Seven years on from the great financial crisis and despite central banks being seen by many as ‘the only game in town’, there has been a renewed push for monetary policy to experiment even further. One of the latest proposals is the revival of Milton Friedman’s ‘helicopter money’. But have all the implications of what many see as central banks’ ‘nuclear option’ been fully appreciated? This column argues that this is not the case. Realising the benefits that its proponents claim exist would require giving up on interest rate policy forever.…
Given the intrinsic features of how interest rates are determined in the market for bank reserves (bank deposits at the central bank), the central bank faces a catch-22. Either helicopter money results in interest rates permanently at zero – an unpalatable outcome to most, including those that advocate monetary financing1 – or else it is equivalent to either debt or to tax-financed government deficits, in which case it would not yield the desired additional expansionary effects.This seems wrong to me. The central bank could continue to set rates by paying IOR. [Scott Fullwiler addresses this in the comments.]
This seemingly innocuous technical detail has major implications. The central bank can of course implement a permanent injection of non-interest bearing reserves and accept a zero interest rate forever (scheme 1). This produces the envisaged budgetary savings but at the cost of giving up completely on monetary policy. If the central bank wishes to avoid that outcome, it has only two options.3 It can pay interest on reserves at the policy rate (scheme 2), but then this is equivalent to debt-financingfrom the perspective of the consolidated public sector balance sheet – there are no interest savings.4 Or else the central bank can impose a non-interest bearing compulsory reserve requirement equivalent to the amount of the monetary expansion (so that excess reserves remain unchanged – scheme 1), but then this is equivalent to tax-financing – someone in the private sector must bear the cost.5 Either way, the additional boost to demand relative to temporary monetary financing will not materialise.Seems to confuse monetary and fiscal. What actually acts like a tax is not paying interest on debt, which would increase the aggregate net financial assets of non-government, with the helicopter infection doing so instead.
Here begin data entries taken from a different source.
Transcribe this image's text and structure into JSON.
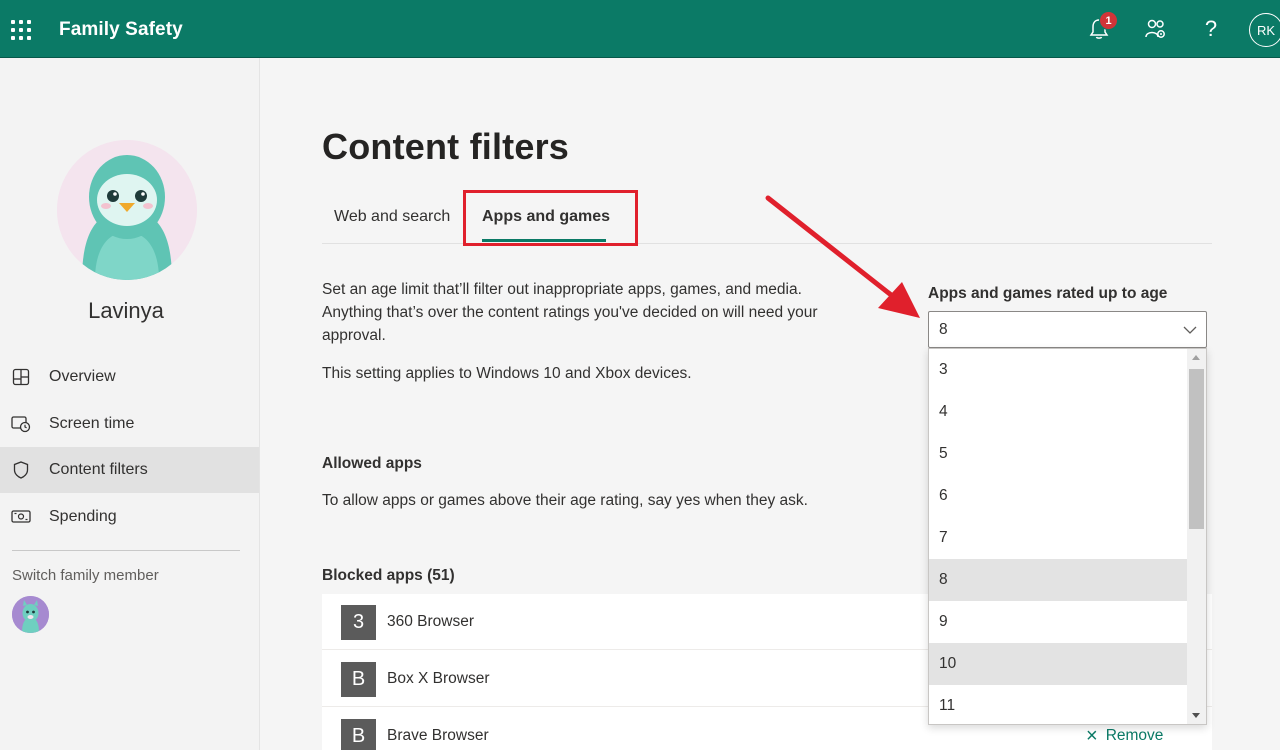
{
  "header": {
    "app_title": "Family Safety",
    "notification_count": "1",
    "help_label": "?",
    "user_initials": "RK",
    "brand_color": "#0b7a66"
  },
  "sidebar": {
    "member_name": "Lavinya",
    "items": [
      {
        "label": "Overview",
        "icon": "overview-icon"
      },
      {
        "label": "Screen time",
        "icon": "screen-time-icon"
      },
      {
        "label": "Content filters",
        "icon": "shield-icon",
        "active": true
      },
      {
        "label": "Spending",
        "icon": "spending-icon"
      }
    ],
    "switch_label": "Switch family member"
  },
  "main": {
    "title": "Content filters",
    "tabs": [
      {
        "label": "Web and search"
      },
      {
        "label": "Apps and games",
        "active": true
      }
    ],
    "description": "Set an age limit that’ll filter out inappropriate apps, games, and media. Anything that’s over the content ratings you've decided on will need your approval.",
    "applies_to": "This setting applies to Windows 10 and Xbox devices.",
    "allowed": {
      "heading": "Allowed apps",
      "text": "To allow apps or games above their age rating, say yes when they ask."
    },
    "blocked": {
      "heading": "Blocked apps (51)",
      "apps": [
        {
          "tile": "3",
          "name": "360 Browser"
        },
        {
          "tile": "B",
          "name": "Box X Browser"
        },
        {
          "tile": "B",
          "name": "Brave Browser"
        }
      ],
      "remove_label": "Remove"
    },
    "age_filter": {
      "label": "Apps and games rated up to age",
      "selected": "8",
      "options": [
        "3",
        "4",
        "5",
        "6",
        "7",
        "8",
        "9",
        "10",
        "11"
      ],
      "hovered": "10"
    }
  }
}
The difference is that the liability in this case would slow up on the books of the central bank rather than the Treasury.
What would disappear is the illusion of the intertemporal budget constraint, replaced by the illusion of "free money." Money is never "free" in that it is a financial instrument and financial instruments are always recorded as a liability on the issuer's balance sheet.
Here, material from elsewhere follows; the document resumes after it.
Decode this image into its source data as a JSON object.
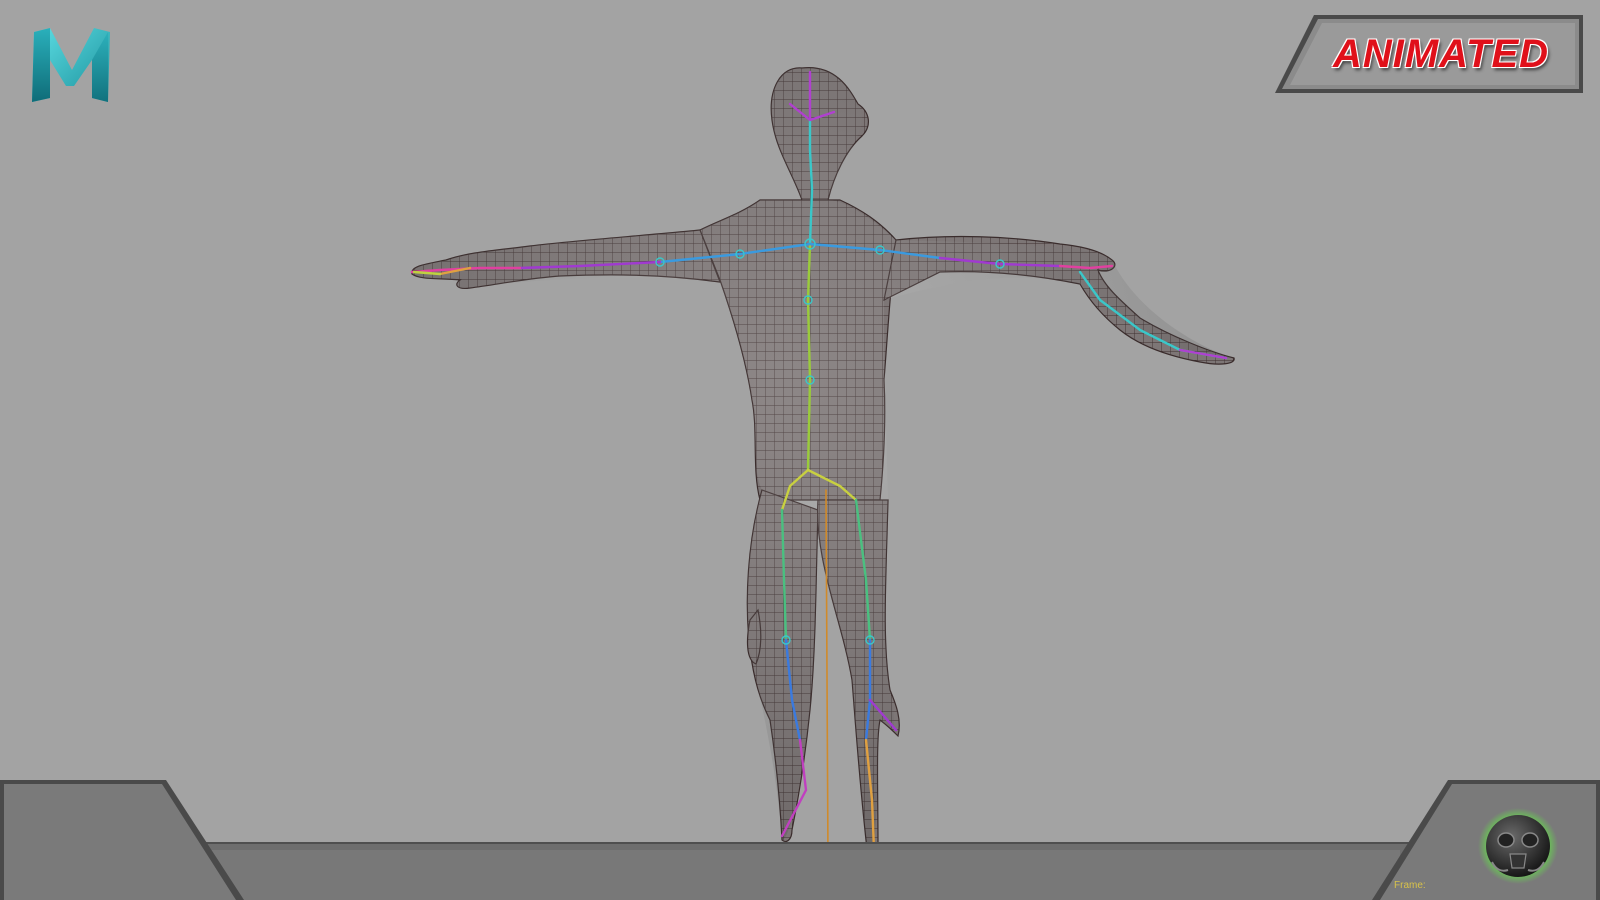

Helicopter money: The illusion of a free lunch
Claudio Borio, Head of the Monetary and Economic Department, Bank for International Settlements; Piti Disyatat, Director of Research, Bank of Thailand.and Anna Zabai, Economist, Bank for International Settlements